◆ Working data
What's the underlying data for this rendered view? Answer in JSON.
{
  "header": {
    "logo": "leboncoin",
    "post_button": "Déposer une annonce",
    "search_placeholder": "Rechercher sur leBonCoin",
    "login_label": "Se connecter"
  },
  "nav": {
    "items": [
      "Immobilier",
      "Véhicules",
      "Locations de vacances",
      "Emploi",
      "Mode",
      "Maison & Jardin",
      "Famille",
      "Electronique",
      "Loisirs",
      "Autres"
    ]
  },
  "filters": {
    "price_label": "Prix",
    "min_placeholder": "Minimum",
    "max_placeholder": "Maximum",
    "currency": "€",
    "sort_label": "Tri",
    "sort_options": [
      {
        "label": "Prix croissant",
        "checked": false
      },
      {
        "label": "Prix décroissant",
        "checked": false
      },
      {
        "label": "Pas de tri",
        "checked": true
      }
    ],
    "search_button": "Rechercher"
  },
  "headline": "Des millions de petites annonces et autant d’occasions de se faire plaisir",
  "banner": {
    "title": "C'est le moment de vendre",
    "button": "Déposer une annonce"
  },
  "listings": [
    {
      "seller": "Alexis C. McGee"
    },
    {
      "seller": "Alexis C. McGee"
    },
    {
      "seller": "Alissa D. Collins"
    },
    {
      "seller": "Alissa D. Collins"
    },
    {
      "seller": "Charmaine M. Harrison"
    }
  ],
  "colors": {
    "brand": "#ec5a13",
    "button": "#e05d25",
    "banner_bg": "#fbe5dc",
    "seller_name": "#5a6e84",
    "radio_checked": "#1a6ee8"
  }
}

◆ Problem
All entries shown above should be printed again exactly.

◆ Exercise output
What's the underlying data for this rendered view? Answer in JSON.
{
  "header": {
    "logo": "leboncoin",
    "post_button": "Déposer une annonce",
    "search_placeholder": "Rechercher sur leBonCoin",
    "login_label": "Se connecter"
  },
  "nav": {
    "items": [
      "Immobilier",
      "Véhicules",
      "Locations de vacances",
      "Emploi",
      "Mode",
      "Maison & Jardin",
      "Famille",
      "Electronique",
      "Loisirs",
      "Autres"
    ]
  },
  "filters": {
    "price_label": "Prix",
    "min_placeholder": "Minimum",
    "max_placeholder": "Maximum",
    "currency": "€",
    "sort_label": "Tri",
    "sort_options": [
      {
        "label": "Prix croissant",
        "checked": false
      },
      {
        "label": "Prix décroissant",
        "checked": false
      },
      {
        "label": "Pas de tri",
        "checked": true
      }
    ],
    "search_button": "Rechercher"
  },
  "headline": "Des millions de petites annonces et autant d’occasions de se faire plaisir",
  "banner": {
    "title": "C'est le moment de vendre",
    "button": "Déposer une annonce"
  },
  "listings": [
    {
      "seller": "Alexis C. McGee"
    },
    {
      "seller": "Alexis C. McGee"
    },
    {
      "seller": "Alissa D. Collins"
    },
    {
      "seller": "Alissa D. Collins"
    },
    {
      "seller": "Charmaine M. Harrison"
    }
  ],
  "colors": {
    "brand": "#ec5a13",
    "button": "#e05d25",
    "banner_bg": "#fbe5dc",
    "seller_name": "#5a6e84",
    "radio_checked": "#1a6ee8"
  }
}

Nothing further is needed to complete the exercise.